On the face off with MTN and four other banks, the CBN Governor explained that it was “important to know that the $8.1 billion is the dollar equivalent of MTN’s naira generated from their profit. So, I would neither call it a fine or a penalty.
“What CBN sought by asking MTN to return that money is that we want a reversal of that transaction because it was not finally authorised by the CBN, and because the fund moved through these four banks, the quantum of dollars that passed through the banks is what we said the banks needed to remit back, or the company needed to remit back to the CBN through the banks.
“It did not mean that these were the banks’ obligation and we understand that there was some interpretation in some quarters that aside from the naira penalty, that there was some conclusion that those dollars attributed to have been remitted by these banks on behalf of MTN were indeed the liabilities of the bank and that is why we provided a clarification to the banks when they called us that the liability is that of MTN and not theirs and that the CBN was not in any position or in any way going to debit the banks for the dollar because it was not their liability.”
Emefiele said he felt vindicated that “in the history of the banking sector, I, at least gave a chance where the regulator, the governor sitting in the meeting, the Director, Banking Supervision, with over 20 examiners sitting in a hall, with the company (MTN) and the banks, asking them to resolve the issue, because we agreed that MTN is an important telecom company in Nigeria.
“After that meeting of May 25, 2018, the discussion was inconclusive. The CBN gave MTN and the banks one week to send documents, but it was not done. But realising the importance of this company, we gave extra two weeks for them to provide relevant documentation to the examiners. Unfortunately, this didn’t happen and we felt that we couldn’t wait indefinitely and that is the reason we released the investigation reports.”
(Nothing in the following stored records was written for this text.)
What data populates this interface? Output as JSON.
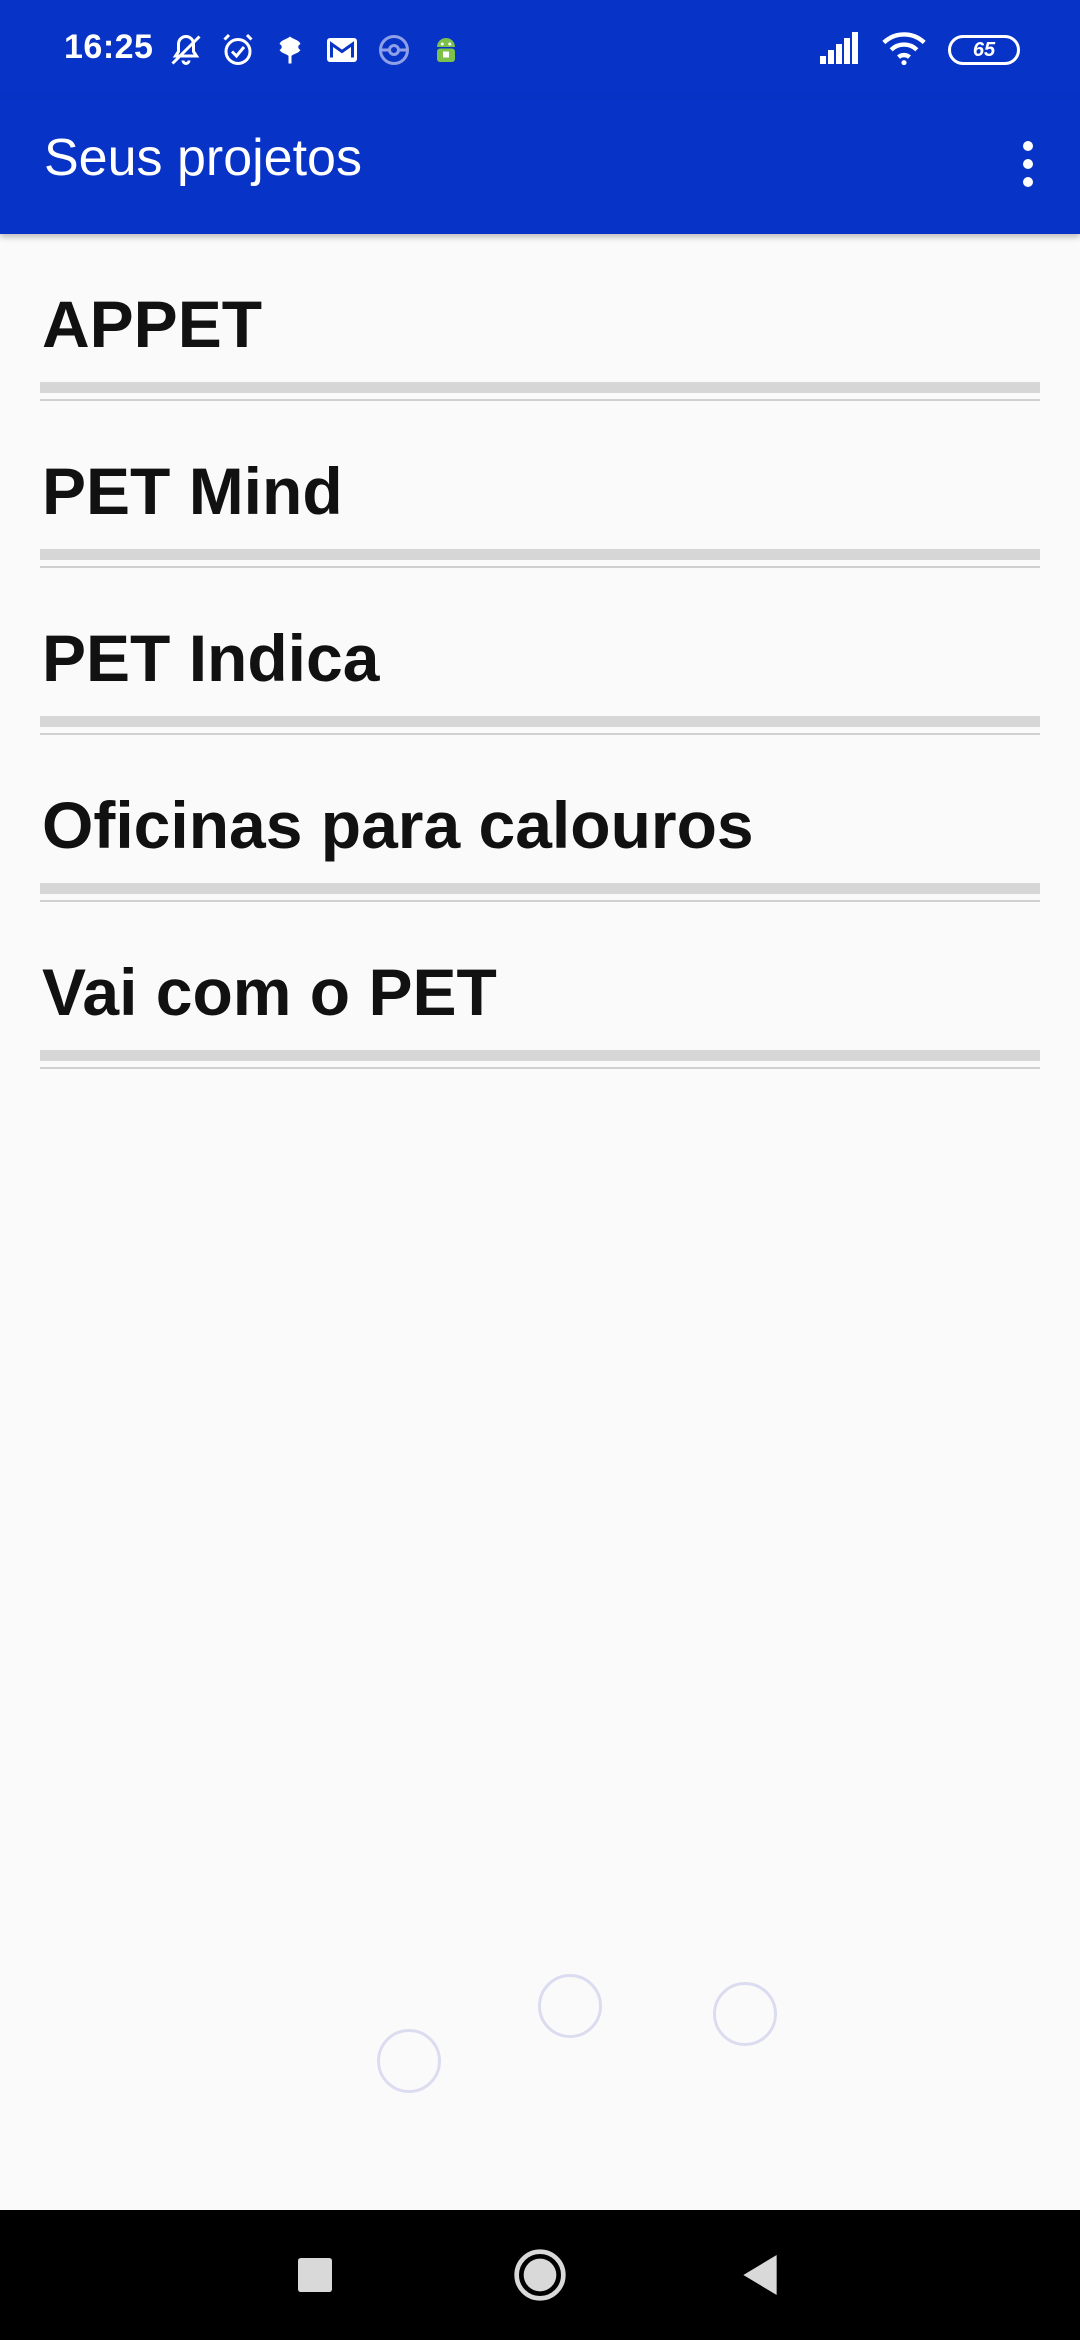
{
  "status_bar": {
    "time": "16:25",
    "battery": "65",
    "left_icons": [
      "bell-off-icon",
      "alarm-icon",
      "leaf-icon",
      "gmail-icon",
      "pokeball-icon",
      "android-icon"
    ],
    "right_icons": [
      "signal-icon",
      "wifi-icon",
      "battery-icon"
    ]
  },
  "app_bar": {
    "title": "Seus projetos",
    "menu_icon": "more-vert-icon"
  },
  "projects": [
    {
      "label": "APPET"
    },
    {
      "label": "PET Mind"
    },
    {
      "label": "PET Indica"
    },
    {
      "label": "Oficinas para calouros"
    },
    {
      "label": "Vai com o PET"
    }
  ],
  "colors": {
    "primary": "#0833c7",
    "background": "#fafafa",
    "text": "#111111",
    "divider": "#d6d6d6"
  },
  "nav_bar": {
    "buttons": [
      "recents-icon",
      "home-icon",
      "back-icon"
    ]
  }
}
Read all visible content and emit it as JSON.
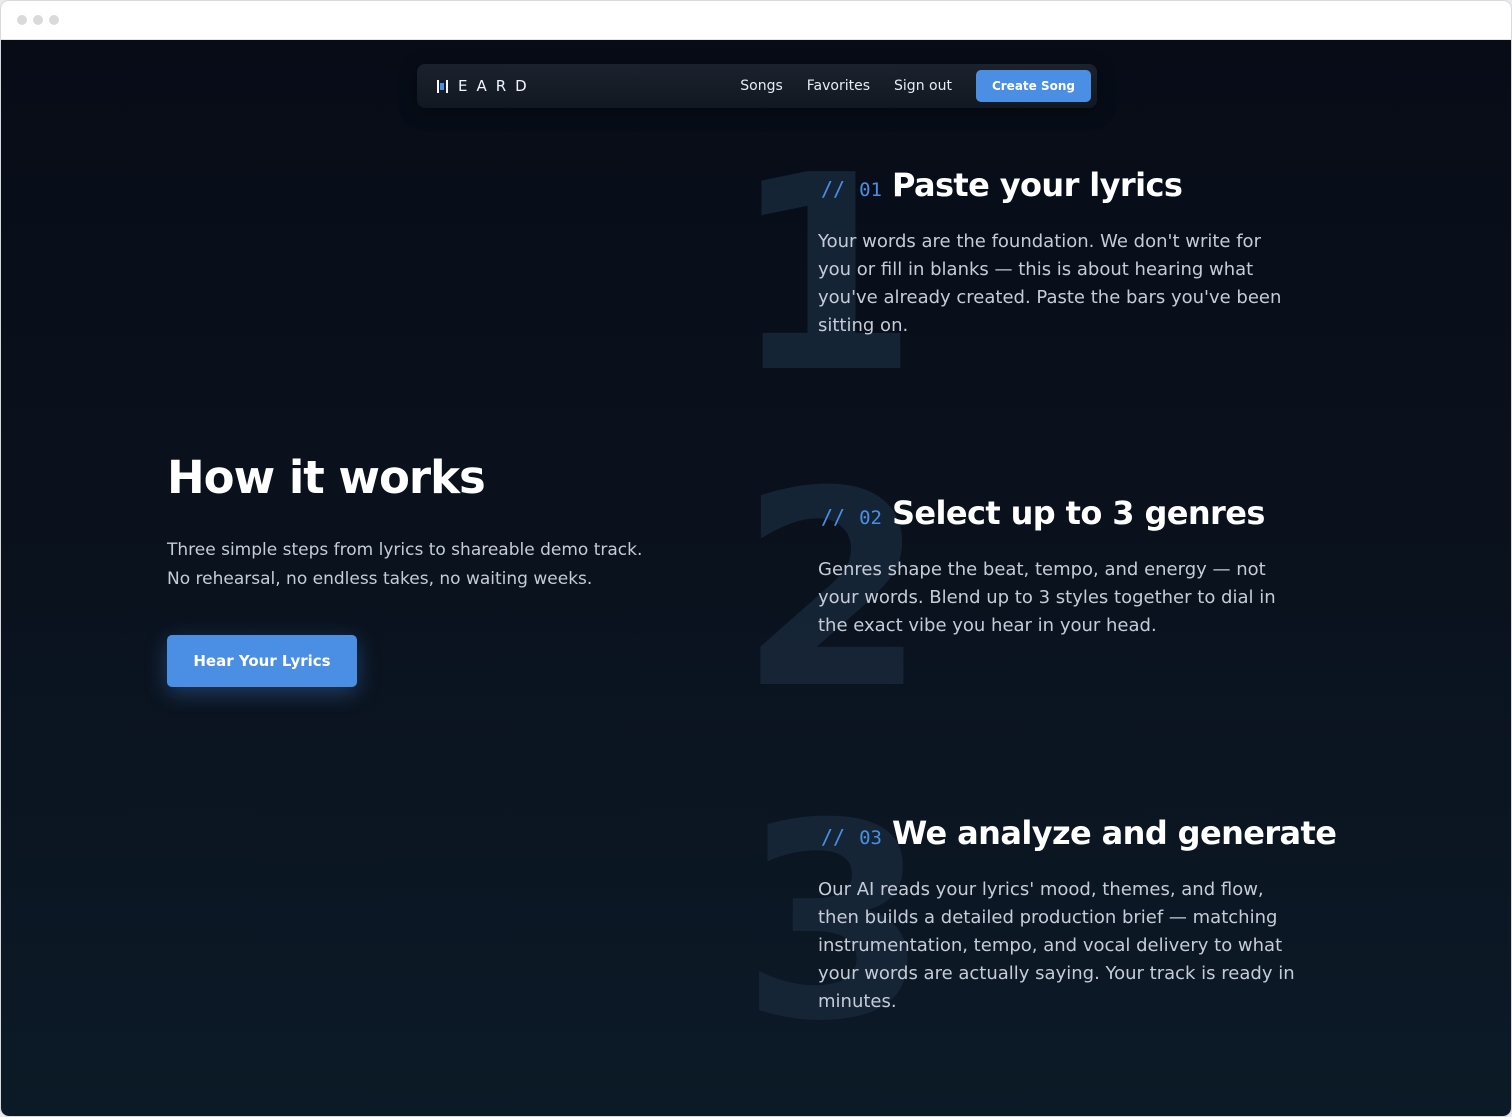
{
  "nav": {
    "logo_text": "EARD",
    "links": [
      "Songs",
      "Favorites",
      "Sign out"
    ],
    "cta_label": "Create Song"
  },
  "intro": {
    "title": "How it works",
    "description": "Three simple steps from lyrics to shareable demo track. No rehearsal, no endless takes, no waiting weeks.",
    "button_label": "Hear Your Lyrics"
  },
  "steps": [
    {
      "big_number": "1",
      "slash": "//",
      "number": "01",
      "title": "Paste your lyrics",
      "description": "Your words are the foundation. We don't write for you or fill in blanks — this is about hearing what you've already created. Paste the bars you've been sitting on."
    },
    {
      "big_number": "2",
      "slash": "//",
      "number": "02",
      "title": "Select up to 3 genres",
      "description": "Genres shape the beat, tempo, and energy — not your words. Blend up to 3 styles together to dial in the exact vibe you hear in your head."
    },
    {
      "big_number": "3",
      "slash": "//",
      "number": "03",
      "title": "We analyze and generate",
      "description": "Our AI reads your lyrics' mood, themes, and flow, then builds a detailed production brief — matching instrumentation, tempo, and vocal delivery to what your words are actually saying. Your track is ready in minutes."
    }
  ],
  "colors": {
    "accent": "#4a8fe3",
    "background_top": "#070c17",
    "background_bottom": "#0c1a27",
    "big_number": "#18283a"
  }
}
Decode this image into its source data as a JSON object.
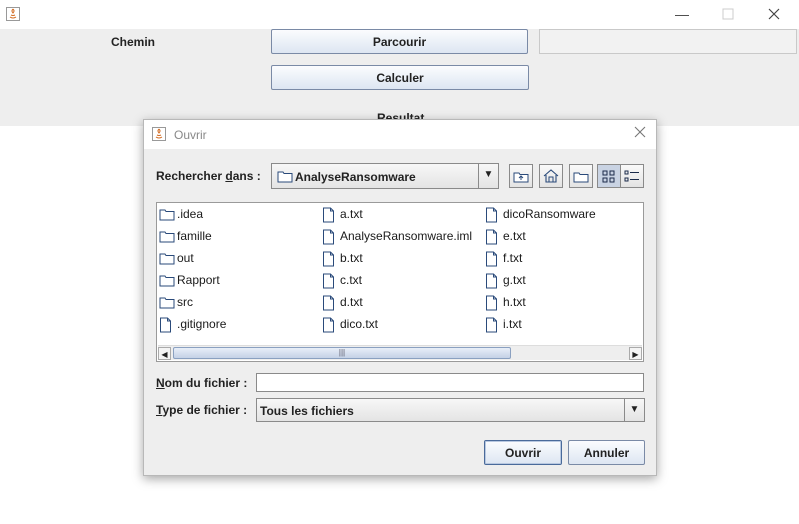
{
  "main": {
    "path_label": "Chemin",
    "browse_button": "Parcourir",
    "compute_button": "Calculer",
    "result_label": "Resultat",
    "path_value": ""
  },
  "dialog": {
    "title": "Ouvrir",
    "look_in_label_pre": "Rechercher ",
    "look_in_label_u": "d",
    "look_in_label_post": "ans :",
    "look_in_value": "AnalyseRansomware",
    "files": [
      [
        {
          "name": ".idea",
          "type": "folder"
        },
        {
          "name": "famille",
          "type": "folder"
        },
        {
          "name": "out",
          "type": "folder"
        },
        {
          "name": "Rapport",
          "type": "folder"
        },
        {
          "name": "src",
          "type": "folder"
        },
        {
          "name": ".gitignore",
          "type": "file"
        }
      ],
      [
        {
          "name": "a.txt",
          "type": "file"
        },
        {
          "name": "AnalyseRansomware.iml",
          "type": "file"
        },
        {
          "name": "b.txt",
          "type": "file"
        },
        {
          "name": "c.txt",
          "type": "file"
        },
        {
          "name": "d.txt",
          "type": "file"
        },
        {
          "name": "dico.txt",
          "type": "file"
        }
      ],
      [
        {
          "name": "dicoRansomware",
          "type": "file"
        },
        {
          "name": "e.txt",
          "type": "file"
        },
        {
          "name": "f.txt",
          "type": "file"
        },
        {
          "name": "g.txt",
          "type": "file"
        },
        {
          "name": "h.txt",
          "type": "file"
        },
        {
          "name": "i.txt",
          "type": "file"
        }
      ]
    ],
    "filename_label_u": "N",
    "filename_label_post": "om du fichier :",
    "filename_value": "",
    "filetype_label_u": "T",
    "filetype_label_post": "ype de fichier :",
    "filetype_value": "Tous les fichiers",
    "open_button": "Ouvrir",
    "cancel_button": "Annuler"
  },
  "icons": {
    "minimize": "minimize-icon",
    "maximize": "maximize-icon",
    "close": "close-icon"
  }
}
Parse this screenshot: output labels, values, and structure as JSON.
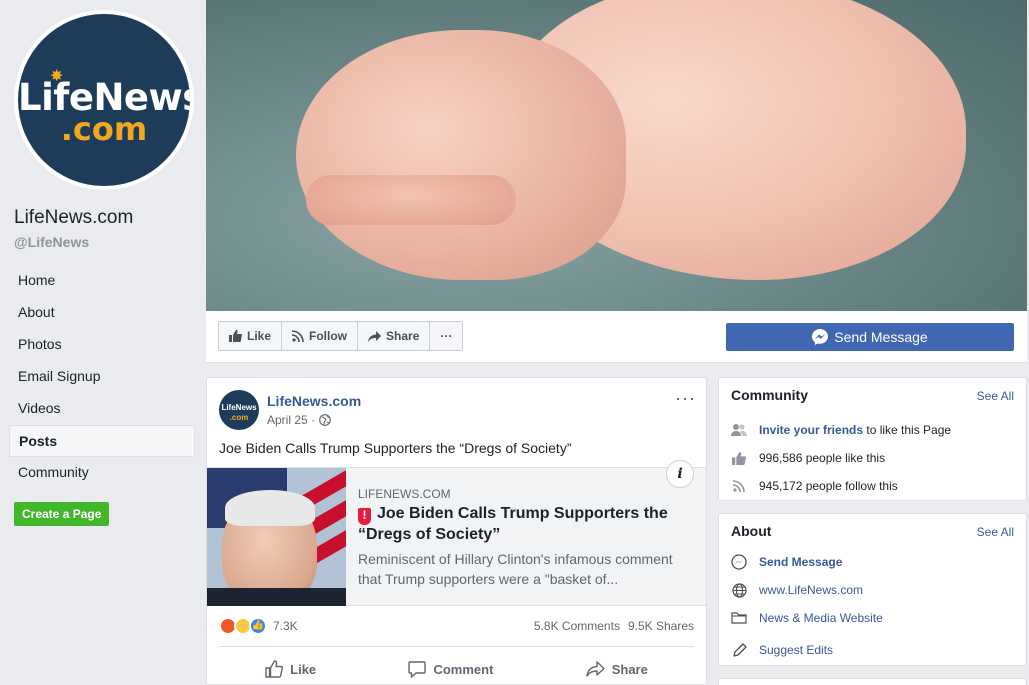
{
  "page": {
    "logo_text_1": "LifeNews",
    "logo_text_2": ".com",
    "name": "LifeNews.com",
    "handle": "@LifeNews"
  },
  "nav": {
    "items": [
      {
        "label": "Home"
      },
      {
        "label": "About"
      },
      {
        "label": "Photos"
      },
      {
        "label": "Email Signup"
      },
      {
        "label": "Videos"
      },
      {
        "label": "Posts",
        "active": true
      },
      {
        "label": "Community"
      }
    ],
    "create_page": "Create a Page"
  },
  "actions": {
    "like": "Like",
    "follow": "Follow",
    "share": "Share",
    "more": "···",
    "send_message": "Send Message"
  },
  "post": {
    "author": "LifeNews.com",
    "date": "April 25 ·",
    "more": "···",
    "text": "Joe Biden Calls Trump Supporters the “Dregs of Society”",
    "avatar_text_1": "LifeNews",
    "avatar_text_2": ".com",
    "link": {
      "domain": "LIFENEWS.COM",
      "title": "Joe Biden Calls Trump Supporters the “Dregs of Society”",
      "description": "Reminiscent of Hillary Clinton's infamous comment that Trump supporters were a \"basket of...",
      "info": "i"
    },
    "reaction_count": "7.3K",
    "comments": "5.8K Comments",
    "shares": "9.5K Shares",
    "buttons": {
      "like": "Like",
      "comment": "Comment",
      "share": "Share"
    }
  },
  "community": {
    "title": "Community",
    "see_all": "See All",
    "invite_link": "Invite your friends",
    "invite_rest": " to like this Page",
    "likes": "996,586 people like this",
    "follows": "945,172 people follow this"
  },
  "about": {
    "title": "About",
    "see_all": "See All",
    "send_message": "Send Message",
    "website": "www.LifeNews.com",
    "category": "News & Media Website",
    "suggest": "Suggest Edits"
  },
  "colors": {
    "brand_blue": "#4267b2",
    "link_blue": "#385898",
    "create_green": "#42b72a",
    "logo_navy": "#1d3c5a",
    "logo_orange": "#f2a81d"
  }
}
“Right now, they have responded and provided documents which I have sent to the examiners to review. We will go through the pain again to invite the banks and MTN to prove their case, because it is normal that we should allow them to clear themselves and that is what we are doing. I believe that in due course, we should make a final call on this subject.
At the end of the MPC meeting, the committee decided by a vote of seven members to retain the MPR at 14 per cent. However, three of the seven members voted to raise Cash Reserve Requirement by 150 basis points. The other three members voted to raise the MPR by 25 basis points.
The MPC retained the MPR at 14 per cent, retained the Asymetric Corridor at +200 and -500 basis points around the MPR, retained the CRR at 22.5 per cent. However, other members believed that the CRR should be raised to 24 per cent, which actually signaled that they preferred to tighten and to retain the liquidity ratio at 30 per cent.
Before arriving at this decision, the committee identified two likely policy options: tightening or maintaining the status quo ante.
By tightening, it would have tamed inflationary measure, tamed the reversal of portfolio capital, improved the external reserves position and any other position and maintained stability in the foreign exchange market.
Conversely, the committee noted that raising rate would further weaken growth, as credit would become more expensive, non-performing loan will increase further, leading to a deceleration in output.
“In the committee’s opinion, the upward adjustment would not only signal the bank’s commitment to price stability but also its desire to maintain all policy interest rate,” Emefiele said.
A decision to hold all policy parameter, however “will sustain natural improvement in output growth,” Emefiele said, adding: “There is need to maintain the current policy stance and await a clearer understanding of the quantum and timing of liquidity injection into the economy before deciding on possible adjustment.